_Exercise instructions:_ If a line in the records contains the string "Tier", show that line.

_Material provided:_
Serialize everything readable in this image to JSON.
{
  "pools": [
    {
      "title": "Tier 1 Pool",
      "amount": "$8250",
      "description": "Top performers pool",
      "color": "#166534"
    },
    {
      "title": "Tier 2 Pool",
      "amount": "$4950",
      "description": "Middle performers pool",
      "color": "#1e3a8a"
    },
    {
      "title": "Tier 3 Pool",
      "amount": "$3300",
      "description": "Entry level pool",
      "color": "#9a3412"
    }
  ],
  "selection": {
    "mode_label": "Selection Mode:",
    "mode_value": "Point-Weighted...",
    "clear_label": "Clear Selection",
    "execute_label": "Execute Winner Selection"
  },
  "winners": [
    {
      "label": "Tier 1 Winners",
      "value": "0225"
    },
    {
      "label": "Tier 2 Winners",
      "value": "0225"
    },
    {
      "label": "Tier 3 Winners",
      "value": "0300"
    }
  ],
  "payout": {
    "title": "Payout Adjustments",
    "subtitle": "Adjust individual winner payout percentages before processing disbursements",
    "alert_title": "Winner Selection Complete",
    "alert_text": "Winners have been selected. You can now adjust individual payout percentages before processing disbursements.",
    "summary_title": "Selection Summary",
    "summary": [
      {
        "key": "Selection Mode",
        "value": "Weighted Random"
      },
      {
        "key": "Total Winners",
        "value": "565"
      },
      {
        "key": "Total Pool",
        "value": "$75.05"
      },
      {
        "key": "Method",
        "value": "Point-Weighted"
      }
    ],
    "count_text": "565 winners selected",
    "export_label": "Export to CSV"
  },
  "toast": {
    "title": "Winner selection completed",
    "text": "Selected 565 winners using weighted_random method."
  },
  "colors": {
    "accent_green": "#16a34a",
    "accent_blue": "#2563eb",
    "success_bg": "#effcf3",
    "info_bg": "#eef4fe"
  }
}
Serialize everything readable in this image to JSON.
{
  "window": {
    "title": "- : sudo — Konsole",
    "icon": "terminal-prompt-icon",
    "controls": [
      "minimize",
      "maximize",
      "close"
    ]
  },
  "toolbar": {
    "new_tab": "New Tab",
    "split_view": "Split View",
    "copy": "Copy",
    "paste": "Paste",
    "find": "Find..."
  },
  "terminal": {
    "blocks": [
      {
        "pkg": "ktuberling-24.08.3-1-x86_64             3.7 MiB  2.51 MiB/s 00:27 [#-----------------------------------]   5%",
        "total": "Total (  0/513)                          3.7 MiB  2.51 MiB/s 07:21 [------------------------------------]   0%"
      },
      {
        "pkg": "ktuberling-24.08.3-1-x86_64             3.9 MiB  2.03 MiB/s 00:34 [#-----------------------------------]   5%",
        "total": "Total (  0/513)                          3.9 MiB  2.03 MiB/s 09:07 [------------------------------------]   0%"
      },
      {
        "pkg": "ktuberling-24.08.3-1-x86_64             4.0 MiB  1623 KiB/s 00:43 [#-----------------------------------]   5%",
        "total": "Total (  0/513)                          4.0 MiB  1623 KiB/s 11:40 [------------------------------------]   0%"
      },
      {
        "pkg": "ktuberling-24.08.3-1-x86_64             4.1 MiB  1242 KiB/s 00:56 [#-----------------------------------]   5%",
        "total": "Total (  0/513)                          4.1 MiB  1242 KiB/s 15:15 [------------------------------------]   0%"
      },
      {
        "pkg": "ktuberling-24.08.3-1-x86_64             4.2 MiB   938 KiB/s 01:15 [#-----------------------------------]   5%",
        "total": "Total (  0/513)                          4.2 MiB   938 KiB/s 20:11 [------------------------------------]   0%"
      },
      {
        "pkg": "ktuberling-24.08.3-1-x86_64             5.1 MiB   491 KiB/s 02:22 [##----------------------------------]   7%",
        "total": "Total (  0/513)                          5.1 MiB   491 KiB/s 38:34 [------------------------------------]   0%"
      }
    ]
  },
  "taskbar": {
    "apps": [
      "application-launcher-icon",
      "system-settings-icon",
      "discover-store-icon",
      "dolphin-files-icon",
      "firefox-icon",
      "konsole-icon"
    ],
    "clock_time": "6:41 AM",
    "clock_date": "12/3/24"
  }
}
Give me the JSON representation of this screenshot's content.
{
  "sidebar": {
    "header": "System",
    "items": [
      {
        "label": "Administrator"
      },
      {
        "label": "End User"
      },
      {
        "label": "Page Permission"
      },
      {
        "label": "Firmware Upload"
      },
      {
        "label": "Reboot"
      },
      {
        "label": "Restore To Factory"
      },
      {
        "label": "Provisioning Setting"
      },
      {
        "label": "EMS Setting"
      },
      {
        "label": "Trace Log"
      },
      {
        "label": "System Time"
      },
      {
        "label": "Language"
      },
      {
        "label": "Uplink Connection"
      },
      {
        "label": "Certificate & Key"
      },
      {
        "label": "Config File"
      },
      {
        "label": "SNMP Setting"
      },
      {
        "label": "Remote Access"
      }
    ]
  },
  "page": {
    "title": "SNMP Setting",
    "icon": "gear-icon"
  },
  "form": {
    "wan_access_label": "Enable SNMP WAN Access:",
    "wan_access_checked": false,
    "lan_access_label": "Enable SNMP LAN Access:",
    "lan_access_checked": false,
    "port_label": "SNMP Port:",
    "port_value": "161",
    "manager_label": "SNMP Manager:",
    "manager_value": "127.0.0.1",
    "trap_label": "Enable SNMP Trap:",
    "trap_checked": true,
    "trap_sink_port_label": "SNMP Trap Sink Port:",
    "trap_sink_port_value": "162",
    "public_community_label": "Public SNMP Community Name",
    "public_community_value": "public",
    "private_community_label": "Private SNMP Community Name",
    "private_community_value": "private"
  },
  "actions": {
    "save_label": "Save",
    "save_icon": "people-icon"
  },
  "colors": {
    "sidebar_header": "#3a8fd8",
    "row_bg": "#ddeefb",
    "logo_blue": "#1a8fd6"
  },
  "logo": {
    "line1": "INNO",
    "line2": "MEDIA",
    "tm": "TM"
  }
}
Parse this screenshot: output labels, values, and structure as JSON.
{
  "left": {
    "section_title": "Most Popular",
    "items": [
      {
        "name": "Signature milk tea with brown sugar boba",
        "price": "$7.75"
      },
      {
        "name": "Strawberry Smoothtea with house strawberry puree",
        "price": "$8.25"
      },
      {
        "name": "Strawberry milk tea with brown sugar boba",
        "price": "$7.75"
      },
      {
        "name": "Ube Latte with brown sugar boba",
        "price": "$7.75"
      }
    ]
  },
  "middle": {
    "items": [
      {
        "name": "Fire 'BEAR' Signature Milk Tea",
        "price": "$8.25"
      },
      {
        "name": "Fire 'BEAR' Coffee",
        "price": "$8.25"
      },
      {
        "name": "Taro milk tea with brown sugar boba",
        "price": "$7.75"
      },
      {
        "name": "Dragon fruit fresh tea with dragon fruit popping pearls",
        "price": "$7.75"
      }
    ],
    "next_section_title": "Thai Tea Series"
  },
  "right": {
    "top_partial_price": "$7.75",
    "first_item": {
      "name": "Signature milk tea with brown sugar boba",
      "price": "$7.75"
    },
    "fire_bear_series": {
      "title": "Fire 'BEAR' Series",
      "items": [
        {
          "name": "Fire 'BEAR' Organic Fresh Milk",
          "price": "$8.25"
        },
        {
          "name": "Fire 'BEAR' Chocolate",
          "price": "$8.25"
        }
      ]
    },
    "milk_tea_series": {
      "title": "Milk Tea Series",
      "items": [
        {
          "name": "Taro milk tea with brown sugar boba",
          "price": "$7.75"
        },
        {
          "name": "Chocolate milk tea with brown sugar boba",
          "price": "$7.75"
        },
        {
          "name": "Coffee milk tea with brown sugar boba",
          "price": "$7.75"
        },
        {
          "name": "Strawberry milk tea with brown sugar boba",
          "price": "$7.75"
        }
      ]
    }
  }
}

_Solution to this exercise:_
      "title": "Tier 1 Pool",
      "title": "Tier 2 Pool",
      "title": "Tier 3 Pool",
      "label": "Tier 1 Winners",
      "label": "Tier 2 Winners",
      "label": "Tier 3 Winners",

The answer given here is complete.